WORK ITEM
Restate the listing in full, keeping every word as it is.

DATASET RECORDS
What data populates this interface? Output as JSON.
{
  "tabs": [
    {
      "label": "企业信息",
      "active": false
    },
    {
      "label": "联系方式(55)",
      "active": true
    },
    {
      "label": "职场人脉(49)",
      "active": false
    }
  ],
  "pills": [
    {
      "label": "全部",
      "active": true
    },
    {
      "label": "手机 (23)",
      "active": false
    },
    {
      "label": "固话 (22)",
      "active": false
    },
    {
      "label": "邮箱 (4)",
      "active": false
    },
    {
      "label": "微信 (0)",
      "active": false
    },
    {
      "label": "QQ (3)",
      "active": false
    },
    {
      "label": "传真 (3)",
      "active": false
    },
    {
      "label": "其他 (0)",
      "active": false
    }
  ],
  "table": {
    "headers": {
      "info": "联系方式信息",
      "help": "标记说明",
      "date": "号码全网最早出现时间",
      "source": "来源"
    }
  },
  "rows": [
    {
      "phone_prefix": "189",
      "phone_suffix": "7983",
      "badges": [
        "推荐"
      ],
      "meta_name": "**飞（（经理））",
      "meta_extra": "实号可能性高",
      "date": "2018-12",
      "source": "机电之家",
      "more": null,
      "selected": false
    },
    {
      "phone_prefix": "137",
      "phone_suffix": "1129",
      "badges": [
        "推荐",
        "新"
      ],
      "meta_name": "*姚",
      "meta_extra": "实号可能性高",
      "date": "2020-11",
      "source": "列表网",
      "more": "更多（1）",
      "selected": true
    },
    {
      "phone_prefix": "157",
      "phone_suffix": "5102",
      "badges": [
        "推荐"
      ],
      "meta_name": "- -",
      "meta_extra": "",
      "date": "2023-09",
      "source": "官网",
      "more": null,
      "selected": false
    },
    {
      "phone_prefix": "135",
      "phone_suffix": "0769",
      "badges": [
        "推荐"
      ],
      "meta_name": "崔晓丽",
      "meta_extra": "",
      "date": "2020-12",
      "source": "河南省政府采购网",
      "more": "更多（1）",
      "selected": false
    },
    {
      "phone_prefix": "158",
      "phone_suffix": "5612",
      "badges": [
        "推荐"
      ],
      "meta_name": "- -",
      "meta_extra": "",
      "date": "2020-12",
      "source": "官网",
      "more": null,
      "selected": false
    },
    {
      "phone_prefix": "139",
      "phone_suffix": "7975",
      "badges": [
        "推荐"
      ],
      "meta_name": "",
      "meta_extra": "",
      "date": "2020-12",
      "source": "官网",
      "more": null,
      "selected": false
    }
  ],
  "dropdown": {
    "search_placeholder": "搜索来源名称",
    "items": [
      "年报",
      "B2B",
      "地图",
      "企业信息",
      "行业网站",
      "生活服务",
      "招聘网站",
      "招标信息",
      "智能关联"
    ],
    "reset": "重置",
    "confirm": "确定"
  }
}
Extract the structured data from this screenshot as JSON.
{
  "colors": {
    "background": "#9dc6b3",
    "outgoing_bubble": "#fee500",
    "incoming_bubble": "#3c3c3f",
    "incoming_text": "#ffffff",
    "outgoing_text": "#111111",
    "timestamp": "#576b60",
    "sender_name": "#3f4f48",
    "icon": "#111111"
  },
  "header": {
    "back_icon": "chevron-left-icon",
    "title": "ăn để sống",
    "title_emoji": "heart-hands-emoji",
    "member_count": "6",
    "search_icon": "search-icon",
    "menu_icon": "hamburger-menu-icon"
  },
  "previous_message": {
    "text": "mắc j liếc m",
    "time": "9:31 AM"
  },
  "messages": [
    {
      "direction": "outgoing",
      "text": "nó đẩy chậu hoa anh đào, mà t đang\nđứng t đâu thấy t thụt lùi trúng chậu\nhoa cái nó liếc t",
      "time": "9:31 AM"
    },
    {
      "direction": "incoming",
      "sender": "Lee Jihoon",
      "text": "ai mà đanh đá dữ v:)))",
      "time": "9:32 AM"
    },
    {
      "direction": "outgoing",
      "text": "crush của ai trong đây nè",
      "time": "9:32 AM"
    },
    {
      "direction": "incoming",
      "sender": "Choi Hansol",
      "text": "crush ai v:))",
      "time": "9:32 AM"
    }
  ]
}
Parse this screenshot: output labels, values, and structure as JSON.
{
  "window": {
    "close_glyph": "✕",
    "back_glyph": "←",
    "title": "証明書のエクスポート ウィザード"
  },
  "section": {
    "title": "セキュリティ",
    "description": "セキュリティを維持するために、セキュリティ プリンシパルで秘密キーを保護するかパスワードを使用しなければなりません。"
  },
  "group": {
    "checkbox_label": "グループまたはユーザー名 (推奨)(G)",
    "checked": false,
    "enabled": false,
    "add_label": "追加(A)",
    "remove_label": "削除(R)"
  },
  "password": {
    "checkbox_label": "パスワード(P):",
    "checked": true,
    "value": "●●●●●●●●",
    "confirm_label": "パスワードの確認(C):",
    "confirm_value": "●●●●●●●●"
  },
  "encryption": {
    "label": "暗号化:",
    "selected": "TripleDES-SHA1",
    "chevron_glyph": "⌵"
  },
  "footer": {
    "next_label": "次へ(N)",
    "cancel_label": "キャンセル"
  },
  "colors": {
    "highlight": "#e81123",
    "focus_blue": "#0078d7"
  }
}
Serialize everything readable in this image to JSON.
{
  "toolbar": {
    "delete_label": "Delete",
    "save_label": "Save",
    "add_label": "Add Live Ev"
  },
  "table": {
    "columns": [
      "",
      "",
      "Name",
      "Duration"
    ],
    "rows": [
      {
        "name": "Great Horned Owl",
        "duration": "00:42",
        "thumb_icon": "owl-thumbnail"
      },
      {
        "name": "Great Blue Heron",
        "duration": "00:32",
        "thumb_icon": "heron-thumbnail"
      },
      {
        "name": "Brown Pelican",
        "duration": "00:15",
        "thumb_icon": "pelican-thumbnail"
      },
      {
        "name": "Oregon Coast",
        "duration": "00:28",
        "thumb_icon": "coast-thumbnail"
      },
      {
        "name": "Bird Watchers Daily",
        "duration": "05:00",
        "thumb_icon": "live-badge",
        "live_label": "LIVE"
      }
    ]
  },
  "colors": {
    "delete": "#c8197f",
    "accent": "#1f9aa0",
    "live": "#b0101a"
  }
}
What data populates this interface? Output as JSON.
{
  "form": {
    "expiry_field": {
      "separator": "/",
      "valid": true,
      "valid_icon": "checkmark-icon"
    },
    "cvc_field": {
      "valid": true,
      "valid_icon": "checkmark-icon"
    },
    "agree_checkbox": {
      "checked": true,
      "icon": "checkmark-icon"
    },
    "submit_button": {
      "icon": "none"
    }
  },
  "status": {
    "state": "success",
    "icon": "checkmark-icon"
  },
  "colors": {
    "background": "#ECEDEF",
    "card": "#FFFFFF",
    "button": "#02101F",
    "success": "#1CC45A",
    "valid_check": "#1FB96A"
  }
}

EXPECTED ANSWER
What data populates this interface? Output as JSON.
{
  "tabs": [
    {
      "label": "企业信息",
      "active": false
    },
    {
      "label": "联系方式(55)",
      "active": true
    },
    {
      "label": "职场人脉(49)",
      "active": false
    }
  ],
  "pills": [
    {
      "label": "全部",
      "active": true
    },
    {
      "label": "手机 (23)",
      "active": false
    },
    {
      "label": "固话 (22)",
      "active": false
    },
    {
      "label": "邮箱 (4)",
      "active": false
    },
    {
      "label": "微信 (0)",
      "active": false
    },
    {
      "label": "QQ (3)",
      "active": false
    },
    {
      "label": "传真 (3)",
      "active": false
    },
    {
      "label": "其他 (0)",
      "active": false
    }
  ],
  "table": {
    "headers": {
      "info": "联系方式信息",
      "help": "标记说明",
      "date": "号码全网最早出现时间",
      "source": "来源"
    }
  },
  "rows": [
    {
      "phone_prefix": "189",
      "phone_suffix": "7983",
      "badges": [
        "推荐"
      ],
      "meta_name": "**飞（（经理））",
      "meta_extra": "实号可能性高",
      "date": "2018-12",
      "source": "机电之家",
      "more": null,
      "selected": false
    },
    {
      "phone_prefix": "137",
      "phone_suffix": "1129",
      "badges": [
        "推荐",
        "新"
      ],
      "meta_name": "*姚",
      "meta_extra": "实号可能性高",
      "date": "2020-11",
      "source": "列表网",
      "more": "更多（1）",
      "selected": true
    },
    {
      "phone_prefix": "157",
      "phone_suffix": "5102",
      "badges": [
        "推荐"
      ],
      "meta_name": "- -",
      "meta_extra": "",
      "date": "2023-09",
      "source": "官网",
      "more": null,
      "selected": false
    },
    {
      "phone_prefix": "135",
      "phone_suffix": "0769",
      "badges": [
        "推荐"
      ],
      "meta_name": "崔晓丽",
      "meta_extra": "",
      "date": "2020-12",
      "source": "河南省政府采购网",
      "more": "更多（1）",
      "selected": false
    },
    {
      "phone_prefix": "158",
      "phone_suffix": "5612",
      "badges": [
        "推荐"
      ],
      "meta_name": "- -",
      "meta_extra": "",
      "date": "2020-12",
      "source": "官网",
      "more": null,
      "selected": false
    },
    {
      "phone_prefix": "139",
      "phone_suffix": "7975",
      "badges": [
        "推荐"
      ],
      "meta_name": "",
      "meta_extra": "",
      "date": "2020-12",
      "source": "官网",
      "more": null,
      "selected": false
    }
  ],
  "dropdown": {
    "search_placeholder": "搜索来源名称",
    "items": [
      "年报",
      "B2B",
      "地图",
      "企业信息",
      "行业网站",
      "生活服务",
      "招聘网站",
      "招标信息",
      "智能关联"
    ],
    "reset": "重置",
    "confirm": "确定"
  }
}
Extract the structured data from this screenshot as JSON.
{
  "colors": {
    "background": "#9dc6b3",
    "outgoing_bubble": "#fee500",
    "incoming_bubble": "#3c3c3f",
    "incoming_text": "#ffffff",
    "outgoing_text": "#111111",
    "timestamp": "#576b60",
    "sender_name": "#3f4f48",
    "icon": "#111111"
  },
  "header": {
    "back_icon": "chevron-left-icon",
    "title": "ăn để sống",
    "title_emoji": "heart-hands-emoji",
    "member_count": "6",
    "search_icon": "search-icon",
    "menu_icon": "hamburger-menu-icon"
  },
  "previous_message": {
    "text": "mắc j liếc m",
    "time": "9:31 AM"
  },
  "messages": [
    {
      "direction": "outgoing",
      "text": "nó đẩy chậu hoa anh đào, mà t đang\nđứng t đâu thấy t thụt lùi trúng chậu\nhoa cái nó liếc t",
      "time": "9:31 AM"
    },
    {
      "direction": "incoming",
      "sender": "Lee Jihoon",
      "text": "ai mà đanh đá dữ v:)))",
      "time": "9:32 AM"
    },
    {
      "direction": "outgoing",
      "text": "crush của ai trong đây nè",
      "time": "9:32 AM"
    },
    {
      "direction": "incoming",
      "sender": "Choi Hansol",
      "text": "crush ai v:))",
      "time": "9:32 AM"
    }
  ]
}
Parse this screenshot: output labels, values, and structure as JSON.
{
  "window": {
    "close_glyph": "✕",
    "back_glyph": "←",
    "title": "証明書のエクスポート ウィザード"
  },
  "section": {
    "title": "セキュリティ",
    "description": "セキュリティを維持するために、セキュリティ プリンシパルで秘密キーを保護するかパスワードを使用しなければなりません。"
  },
  "group": {
    "checkbox_label": "グループまたはユーザー名 (推奨)(G)",
    "checked": false,
    "enabled": false,
    "add_label": "追加(A)",
    "remove_label": "削除(R)"
  },
  "password": {
    "checkbox_label": "パスワード(P):",
    "checked": true,
    "value": "●●●●●●●●",
    "confirm_label": "パスワードの確認(C):",
    "confirm_value": "●●●●●●●●"
  },
  "encryption": {
    "label": "暗号化:",
    "selected": "TripleDES-SHA1",
    "chevron_glyph": "⌵"
  },
  "footer": {
    "next_label": "次へ(N)",
    "cancel_label": "キャンセル"
  },
  "colors": {
    "highlight": "#e81123",
    "focus_blue": "#0078d7"
  }
}
Serialize everything readable in this image to JSON.
{
  "toolbar": {
    "delete_label": "Delete",
    "save_label": "Save",
    "add_label": "Add Live Ev"
  },
  "table": {
    "columns": [
      "",
      "",
      "Name",
      "Duration"
    ],
    "rows": [
      {
        "name": "Great Horned Owl",
        "duration": "00:42",
        "thumb_icon": "owl-thumbnail"
      },
      {
        "name": "Great Blue Heron",
        "duration": "00:32",
        "thumb_icon": "heron-thumbnail"
      },
      {
        "name": "Brown Pelican",
        "duration": "00:15",
        "thumb_icon": "pelican-thumbnail"
      },
      {
        "name": "Oregon Coast",
        "duration": "00:28",
        "thumb_icon": "coast-thumbnail"
      },
      {
        "name": "Bird Watchers Daily",
        "duration": "05:00",
        "thumb_icon": "live-badge",
        "live_label": "LIVE"
      }
    ]
  },
  "colors": {
    "delete": "#c8197f",
    "accent": "#1f9aa0",
    "live": "#b0101a"
  }
}
What data populates this interface? Output as JSON.
{
  "form": {
    "expiry_field": {
      "separator": "/",
      "valid": true,
      "valid_icon": "checkmark-icon"
    },
    "cvc_field": {
      "valid": true,
      "valid_icon": "checkmark-icon"
    },
    "agree_checkbox": {
      "checked": true,
      "icon": "checkmark-icon"
    },
    "submit_button": {
      "icon": "none"
    }
  },
  "status": {
    "state": "success",
    "icon": "checkmark-icon"
  },
  "colors": {
    "background": "#ECEDEF",
    "card": "#FFFFFF",
    "button": "#02101F",
    "success": "#1CC45A",
    "valid_check": "#1FB96A"
  }
}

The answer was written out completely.